Fact or Fiction? 5 More Cold-weather Car Myths

Winter is coming, which means it’s time to gear up for the most difficult driving season of the year. Rain, sleet, snow, and ice all work together to make it harder to drive and to keep your car in good shape.

You’ve probably heard a lot of advice about how to make sure your car survives harsh winter conditions, but how do you separate the good advice from the bad? Some of the things you’ve heard from friends, family, and Facebook might actually be sabotaging your car-maintenance efforts.

Read on to find out whether the top winter car care tips are fact or fiction. (If you missed the first part of this series, you can read it here.)

You should always have a full tank of gas

Fact or fiction? Fact, sort of.

Having enough gas in the tank is a good idea for obvious reasons: you don’t want to run out of gas in a snowstorm, and you do want to have enough gas in the tank to keep your car running if you become stuck in the snow and need to wait for help.

Come wintertime, many people will also tell you that you should always have a full tank of gas because it helps prevent water from building up and causing your fuel lines to freeze. It’s true that maintaining some fuel in your tank will help reduce the risk of frozen fuel lines; however, don’t worry if your gas gauge dips below “F.” Most mechanics recommend that you keep at least a quarter of a tank of gas in your car in the winter. Any more fuel than that is a bonus, not necessarily a requirement.

You can wait until spring to give your car a good cleaning.

Fact or fiction? Fiction.

It’s pretty safe to say that no one—except maybe the most die-hard car maintenance enthusiasts—get enjoyment out of washing their car in the middle of winter. Most people skip the car wash in the winter, figuring that it’s pretty pointless to get their car spotless when it’s just going to get dirty from the snow and salt anyway.

This is a mistake. Washing your car regularly in the winter can reduce the build-up of grit and salt that can permanently damage your car if left unchecked. Before winter hits, you can wax your car to protect the paint job. And in between snowstorms, try to get your car to the car wash.

For better traction in snowy conditions, you should under-inflate your tires.

Fact or fiction? Fiction, sort of.

This tip isn’t quite as cut-and-dry as well-meaning friends and family would suggest. It’s true that under-inflating your tires will “flatten” them, giving them more contact with the ground. And the more contact the tire has, the more traction it has.

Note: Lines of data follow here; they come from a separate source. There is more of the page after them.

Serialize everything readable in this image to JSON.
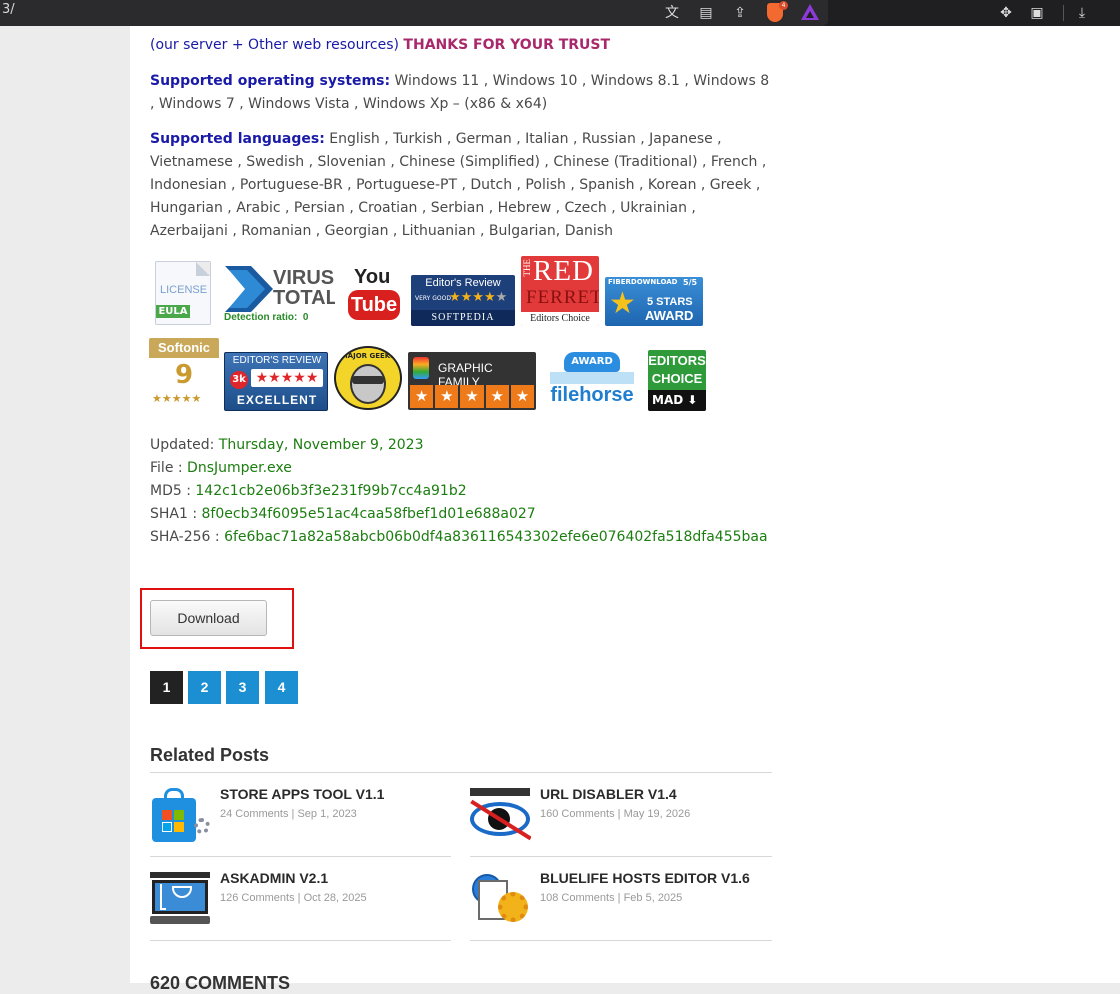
{
  "browser": {
    "url_fragment": "3/",
    "toolbar_icons": [
      "translate-icon",
      "reader-icon",
      "share-icon",
      "brave-shields-icon",
      "brave-rewards-icon",
      "extensions-icon",
      "wallet-icon",
      "downloads-icon"
    ],
    "shields_count": "4"
  },
  "article": {
    "top_line_prefix": "(our server + Other web resources)",
    "top_line_thanks": "THANKS FOR YOUR TRUST",
    "os_label": "Supported operating systems:",
    "os_value": " Windows 11 , Windows 10 , Windows 8.1 , Windows 8 , Windows 7 , Windows Vista , Windows Xp – (x86 & x64)",
    "lang_label": "Supported languages:",
    "lang_value": " English , Turkish , German , Italian , Russian , Japanese , Vietnamese , Swedish , Slovenian , Chinese (Simplified) , Chinese (Traditional) , French , Indonesian , Portuguese-BR , Portuguese-PT , Dutch , Polish , Spanish , Korean , Greek , Hungarian , Arabic , Persian , Croatian , Serbian , Hebrew , Czech , Ukrainian , Azerbaijani , Romanian , Georgian , Lithuanian , Bulgarian, Danish"
  },
  "badges": {
    "license": {
      "line1": "LICENSE",
      "line2": "EULA"
    },
    "virustotal": {
      "line1": "VIRUS",
      "line2": "TOTAL",
      "detection": "Detection ratio:  0"
    },
    "youtube": {
      "line1": "You",
      "line2": "Tube"
    },
    "softpedia": {
      "line1": "Editor's Review",
      "line2": "VERY GOOD",
      "line3": "SOFTPEDIA"
    },
    "redferret": {
      "line1": "THE",
      "line2": "RED",
      "line3": "FERRET",
      "line4": "Editors Choice"
    },
    "fiberdownload": {
      "line1": "FIBERDOWNLOAD",
      "score": "5/5",
      "line2": "5 STARS",
      "line3": "AWARD"
    },
    "softonic": {
      "line1": "Softonic",
      "score": "9"
    },
    "threek": {
      "line1": "EDITOR'S REVIEW",
      "logo": "3k",
      "line2": "EXCELLENT"
    },
    "majorgeeks": {
      "line1": "MAJOR GEEKS"
    },
    "graphicfamily": {
      "line1": "GRAPHIC FAMILY"
    },
    "filehorse": {
      "line1": "AWARD",
      "line2": "filehorse"
    },
    "editorschoice": {
      "line1": "EDITORS",
      "line2": "CHOICE",
      "line3": "MAD"
    }
  },
  "fileinfo": {
    "updated_label": "Updated: ",
    "updated_value": "Thursday, November 9, 2023",
    "file_label": "File : ",
    "file_value": "DnsJumper.exe",
    "md5_label": "MD5 : ",
    "md5_value": "142c1cb2e06b3f3e231f99b7cc4a91b2",
    "sha1_label": "SHA1 : ",
    "sha1_value": "8f0ecb34f6095e51ac4caa58fbef1d01e688a027",
    "sha256_label": "SHA-256 : ",
    "sha256_value": "6fe6bac71a82a58abcb06b0df4a836116543302efe6e076402fa518dfa455baa"
  },
  "download": {
    "label": "Download"
  },
  "pagination": {
    "pages": [
      "1",
      "2",
      "3",
      "4"
    ],
    "current_color": "#222222",
    "other_color": "#1b8fd1"
  },
  "related": {
    "heading": "Related Posts",
    "posts": [
      {
        "title": "STORE APPS TOOL V1.1",
        "comments": "24 Comments",
        "date": "Sep 1, 2023",
        "thumb": "store-apps-thumbnail"
      },
      {
        "title": "URL DISABLER V1.4",
        "comments": "160 Comments",
        "date": "May 19, 2026",
        "thumb": "url-disabler-thumbnail"
      },
      {
        "title": "ASKADMIN V2.1",
        "comments": "126 Comments",
        "date": "Oct 28, 2025",
        "thumb": "askadmin-thumbnail"
      },
      {
        "title": "BLUELIFE HOSTS EDITOR V1.6",
        "comments": "108 Comments",
        "date": "Feb 5, 2025",
        "thumb": "hosts-editor-thumbnail"
      }
    ]
  },
  "comments": {
    "heading": "620 COMMENTS"
  }
}
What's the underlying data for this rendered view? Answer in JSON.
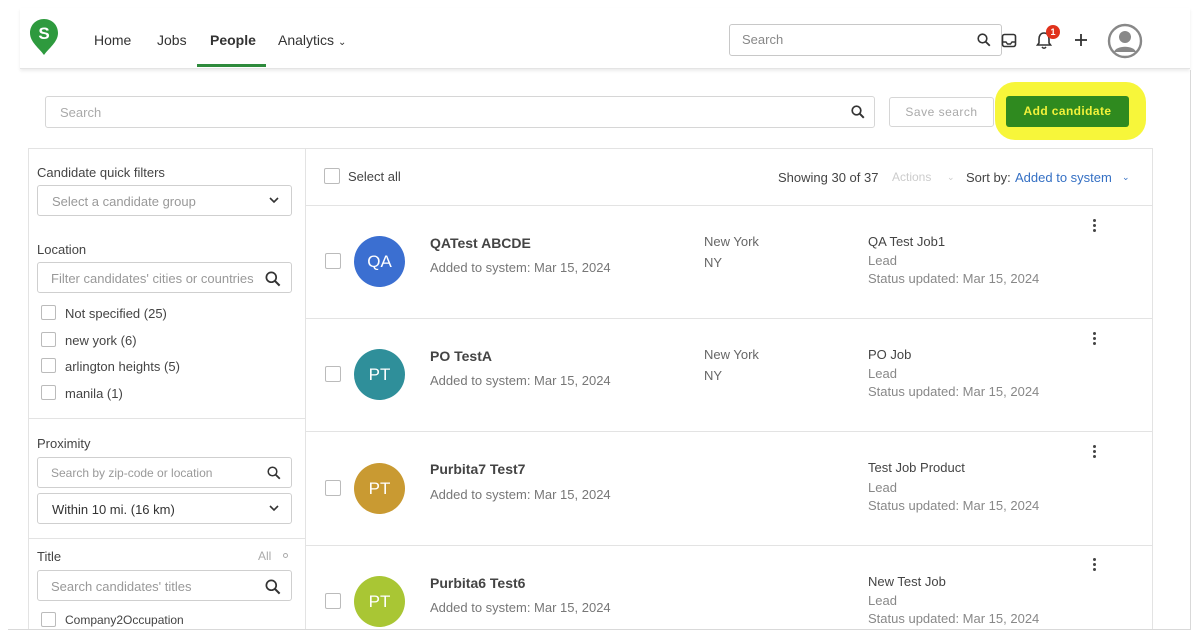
{
  "nav": {
    "logo_letter": "S",
    "links": [
      "Home",
      "Jobs",
      "People",
      "Analytics"
    ],
    "search_placeholder": "Search",
    "notification_count": "1"
  },
  "toolbar": {
    "search_placeholder": "Search",
    "save_search_label": "Save search",
    "add_candidate_label": "Add candidate"
  },
  "sidebar": {
    "quick_filters_title": "Candidate quick filters",
    "quick_filters_placeholder": "Select a candidate group",
    "location_title": "Location",
    "location_placeholder": "Filter candidates' cities or countries",
    "locations": [
      "Not specified (25)",
      "new york (6)",
      "arlington heights (5)",
      "manila (1)"
    ],
    "proximity_title": "Proximity",
    "proximity_placeholder": "Search by zip-code or location",
    "proximity_value": "Within 10 mi. (16 km)",
    "title_title": "Title",
    "title_all": "All",
    "title_placeholder": "Search candidates' titles",
    "title_first_option": "Company2Occupation"
  },
  "results": {
    "select_all": "Select all",
    "showing": "Showing 30 of 37",
    "actions": "Actions",
    "sort_label": "Sort by:",
    "sort_value": "Added to system",
    "candidates": [
      {
        "initials": "QA",
        "name": "QATest ABCDE",
        "added": "Added to system: Mar 15, 2024",
        "city": "New York",
        "state": "NY",
        "job": "QA Test Job1",
        "stage": "Lead",
        "status": "Status updated: Mar 15, 2024",
        "color": "#3b6fd1"
      },
      {
        "initials": "PT",
        "name": "PO TestA",
        "added": "Added to system: Mar 15, 2024",
        "city": "New York",
        "state": "NY",
        "job": "PO Job",
        "stage": "Lead",
        "status": "Status updated: Mar 15, 2024",
        "color": "#2f8f9a"
      },
      {
        "initials": "PT",
        "name": "Purbita7 Test7",
        "added": "Added to system: Mar 15, 2024",
        "city": "",
        "state": "",
        "job": "Test Job Product",
        "stage": "Lead",
        "status": "Status updated: Mar 15, 2024",
        "color": "#c99a32"
      },
      {
        "initials": "PT",
        "name": "Purbita6 Test6",
        "added": "Added to system: Mar 15, 2024",
        "city": "",
        "state": "",
        "job": "New Test Job",
        "stage": "Lead",
        "status": "Status updated: Mar 15, 2024",
        "color": "#a9c634"
      }
    ]
  },
  "colors": {
    "brand_green": "#2e8b3c",
    "button_green": "#2f8a1f",
    "highlight_yellow": "#f7f63a",
    "link_blue": "#3570c4"
  }
}
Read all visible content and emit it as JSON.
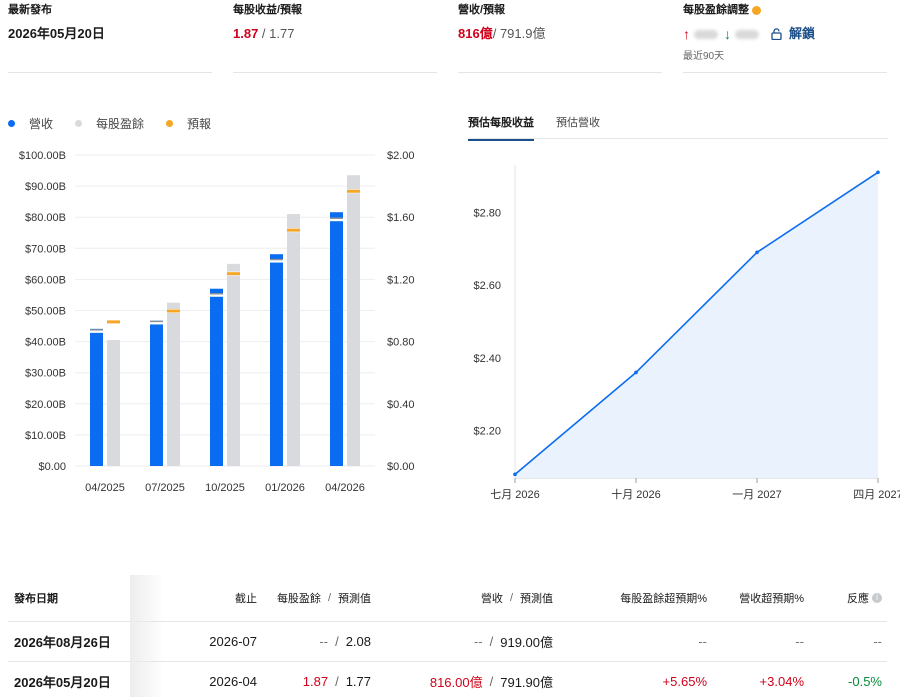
{
  "stats": {
    "latest": {
      "label": "最新發布",
      "value": "2026年05月20日"
    },
    "eps": {
      "label": "每股收益/預報",
      "actual": "1.87",
      "sep": " / ",
      "forecast": "1.77"
    },
    "revenue": {
      "label": "營收/預報",
      "actual": "816億",
      "sep": "/ ",
      "forecast": "791.9億"
    },
    "revision": {
      "label": "每股盈餘調整",
      "up_icon": "arrow-up-icon",
      "down_icon": "arrow-down-icon",
      "unlock": "解鎖",
      "period": "最近90天"
    }
  },
  "legend": {
    "revenue": "營收",
    "eps": "每股盈餘",
    "forecast": "預報"
  },
  "tabs": [
    "預估每股收益",
    "預估營收"
  ],
  "chart_data": [
    {
      "type": "bar",
      "categories": [
        "04/2025",
        "07/2025",
        "10/2025",
        "01/2026",
        "04/2026"
      ],
      "left_axis_ticks": [
        "$100.00B",
        "$90.00B",
        "$80.00B",
        "$70.00B",
        "$60.00B",
        "$50.00B",
        "$40.00B",
        "$30.00B",
        "$20.00B",
        "$10.00B",
        "$0.00"
      ],
      "right_axis_ticks": [
        "$2.00",
        "$1.60",
        "$1.20",
        "$0.80",
        "$0.40",
        "$0.00"
      ],
      "ylim_left": [
        0,
        100
      ],
      "ylim_right": [
        0,
        2
      ],
      "series": [
        {
          "name": "營收",
          "axis": "left",
          "color": "#0a6cf0",
          "values": [
            44.1,
            46.7,
            57.0,
            68.1,
            81.6
          ],
          "forecast": [
            43.3,
            46.0,
            54.9,
            65.9,
            79.2
          ]
        },
        {
          "name": "每股盈餘",
          "axis": "right",
          "color": "#d8dadd",
          "values": [
            0.81,
            1.05,
            1.3,
            1.62,
            1.87
          ],
          "forecast": [
            0.93,
            1.0,
            1.24,
            1.52,
            1.77
          ]
        }
      ],
      "forecast_color": "#f5a623",
      "grid": true
    },
    {
      "type": "area",
      "categories": [
        "七月 2026",
        "十月 2026",
        "一月 2027",
        "四月 2027"
      ],
      "y_ticks": [
        "$2.80",
        "$2.60",
        "$2.40",
        "$2.20"
      ],
      "ylim": [
        2.07,
        2.93
      ],
      "values": [
        2.08,
        2.36,
        2.69,
        2.91
      ],
      "color": "#0a6cf0",
      "fill": "#eaf2fd"
    }
  ],
  "table": {
    "headers": {
      "date": "發布日期",
      "end": "截止",
      "eps": "每股盈餘",
      "eps_fc": "預測值",
      "rev": "營收",
      "rev_fc": "預測值",
      "eps_surprise": "每股盈餘超預期%",
      "rev_surprise": "營收超預期%",
      "reaction": "反應"
    },
    "rows": [
      {
        "date": "2026年08月26日",
        "end": "2026-07",
        "eps": "--",
        "eps_fc": "2.08",
        "rev": "--",
        "rev_fc": "919.00億",
        "eps_surprise": "--",
        "rev_surprise": "--",
        "reaction": "--"
      },
      {
        "date": "2026年05月20日",
        "end": "2026-04",
        "eps": "1.87",
        "eps_fc": "1.77",
        "rev": "816.00億",
        "rev_fc": "791.90億",
        "eps_surprise": "+5.65%",
        "rev_surprise": "+3.04%",
        "reaction": "-0.5%"
      }
    ]
  }
}
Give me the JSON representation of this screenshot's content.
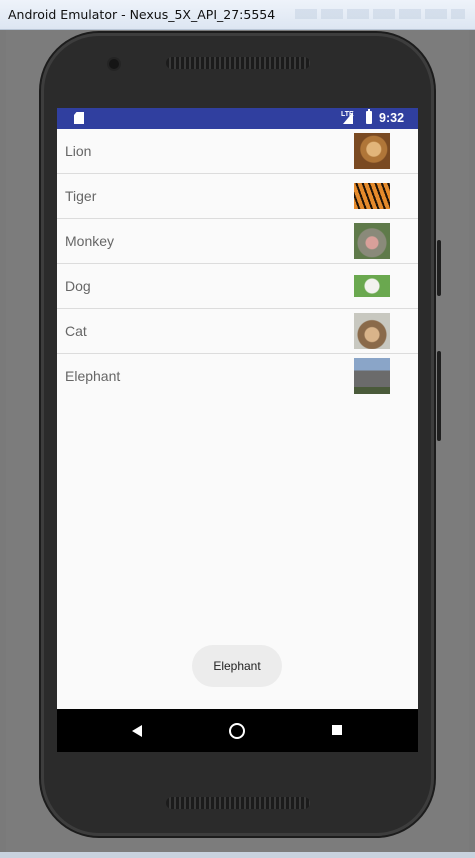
{
  "window": {
    "title": "Android Emulator - Nexus_5X_API_27:5554"
  },
  "statusbar": {
    "network_label": "LTE",
    "time": "9:32",
    "icons": [
      "sd-card-icon",
      "lte-signal-icon",
      "battery-charging-icon"
    ],
    "background": "#303f9f"
  },
  "list": {
    "items": [
      {
        "label": "Lion",
        "image": "lion-thumbnail"
      },
      {
        "label": "Tiger",
        "image": "tiger-thumbnail"
      },
      {
        "label": "Monkey",
        "image": "monkey-thumbnail"
      },
      {
        "label": "Dog",
        "image": "dog-thumbnail"
      },
      {
        "label": "Cat",
        "image": "cat-thumbnail"
      },
      {
        "label": "Elephant",
        "image": "elephant-thumbnail"
      }
    ]
  },
  "toast": {
    "text": "Elephant"
  },
  "navbar": {
    "buttons": [
      "back-icon",
      "home-icon",
      "recents-icon"
    ]
  }
}
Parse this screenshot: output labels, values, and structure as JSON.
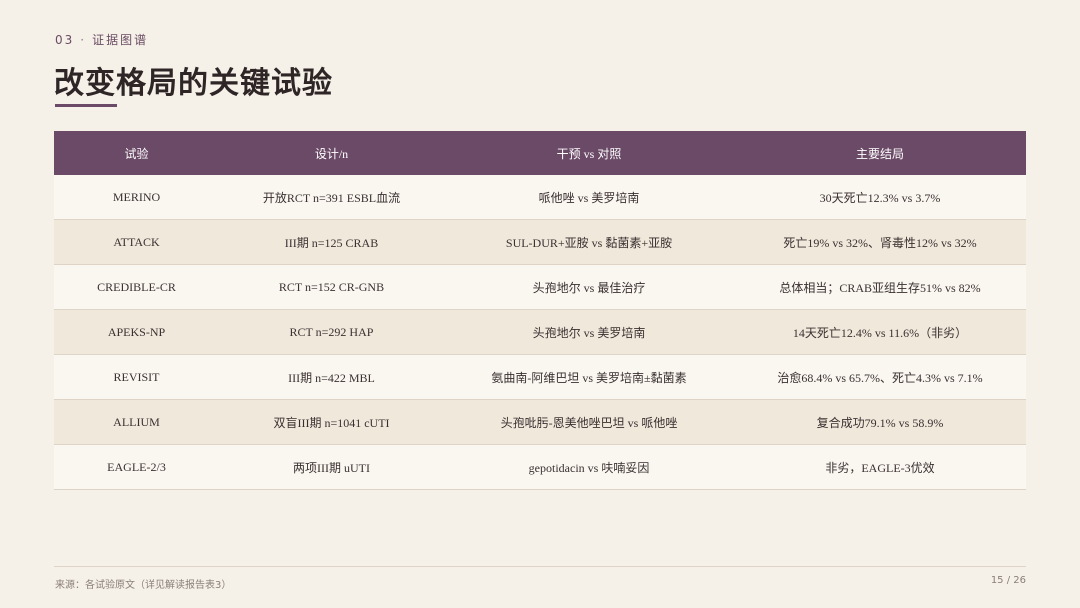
{
  "header": {
    "section_number": "03",
    "separator": "·",
    "section_name": "证据图谱",
    "title": "改变格局的关键试验"
  },
  "table": {
    "columns": [
      "试验",
      "设计/n",
      "干预 vs 对照",
      "主要结局"
    ],
    "rows": [
      [
        "MERINO",
        "开放RCT n=391 ESBL血流",
        "哌他唑 vs 美罗培南",
        "30天死亡12.3% vs 3.7%"
      ],
      [
        "ATTACK",
        "III期 n=125 CRAB",
        "SUL-DUR+亚胺 vs 黏菌素+亚胺",
        "死亡19% vs 32%、肾毒性12% vs 32%"
      ],
      [
        "CREDIBLE-CR",
        "RCT n=152 CR-GNB",
        "头孢地尔 vs 最佳治疗",
        "总体相当；CRAB亚组生存51% vs 82%"
      ],
      [
        "APEKS-NP",
        "RCT n=292 HAP",
        "头孢地尔 vs 美罗培南",
        "14天死亡12.4% vs 11.6%（非劣）"
      ],
      [
        "REVISIT",
        "III期 n=422 MBL",
        "氨曲南-阿维巴坦 vs 美罗培南±黏菌素",
        "治愈68.4% vs 65.7%、死亡4.3% vs 7.1%"
      ],
      [
        "ALLIUM",
        "双盲III期 n=1041 cUTI",
        "头孢吡肟-恩美他唑巴坦 vs 哌他唑",
        "复合成功79.1% vs 58.9%"
      ],
      [
        "EAGLE-2/3",
        "两项III期 uUTI",
        "gepotidacin vs 呋喃妥因",
        "非劣，EAGLE-3优效"
      ]
    ]
  },
  "footer": {
    "source": "来源：各试验原文（详见解读报告表3）",
    "page": "15 / 26"
  },
  "colors": {
    "background": "#f5f0e8",
    "accent": "#6b4a67",
    "row_light": "#faf7f1",
    "row_dark": "#f1e8dc"
  }
}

But (and this is important), this advice really only works on sand or compacted snow. Most of the time, it’s actually better to have narrower tires so that they “cut through” the snow down to the surface of the road. Most snow tires are narrower than all-season tires for this reason. Also, if you drive on under-inflated tires at high speeds (say you’ve gone straight from an unplowed snowy neighborhood to a recently plowed highway), you run the risk of your tires overheating and exploding!

Keep your tires inflated according to the manufacturer’s guidelines, and make sure to check them periodically with a tire pressure gauge.

You don’t need snow tires.

Fact or fiction? Fiction.

Tires aren’t cheap, so it’s hard for most people to stomach the idea of spending that much money on something that will only be used for a couple months out of the year. And really, are they that much of a necessity?

In Ohio and Northern Kentucky, yes. Snow tires make it much easier and safer to drive in the winter, even when there isn’t any snow on the ground. Snow tires are made of a rubber that is designed to be more flexible and to give better traction in colder temperatures, which means that you will be better equipped to brake and turn in snow and on cold roadways.

Consider investing in a set of snow or all-season tires, if you don’t have them already.

You can extend the life of your windshield wiper blades by wiping them with vinegar.

Fact or fiction? Fiction.

Winter is not the time to drive with faulty or streaky windshield wipers, as they are a danger to yourself and others. You may periodically clean the ice off with paper towels, but when your windshield wipers have become worn, it’s time to replace them.

To keep working windshield wipers in good condition, there are a few things you can do. Don’t try to use your wipers to remove ice or lots of snow from the windshield: use an ice scraper for that, and work carefully around the wipers. (Be careful with the ice scraper: using it with too much force could chip or crack your windshield.) If you park outside overnight, leave the windshield wipers in a raised position so that they don’t freeze to the windshield.

Did you learn something new? We hope so! Jack’s Glass is here to help you stay safe this winter.

If you have a chip or crack in your windshield that you haven’t gotten around to repairing, don’t wait any longer. Winter’s cold temperatures will only make it worse. You can trust our experts to repair the damage and save your windshield.

If you need a windshield replacement, we can help with that too. We’ll even come to you! Find a location near you or call us at 859-342-JACKS (5225) to find out what we can do for you.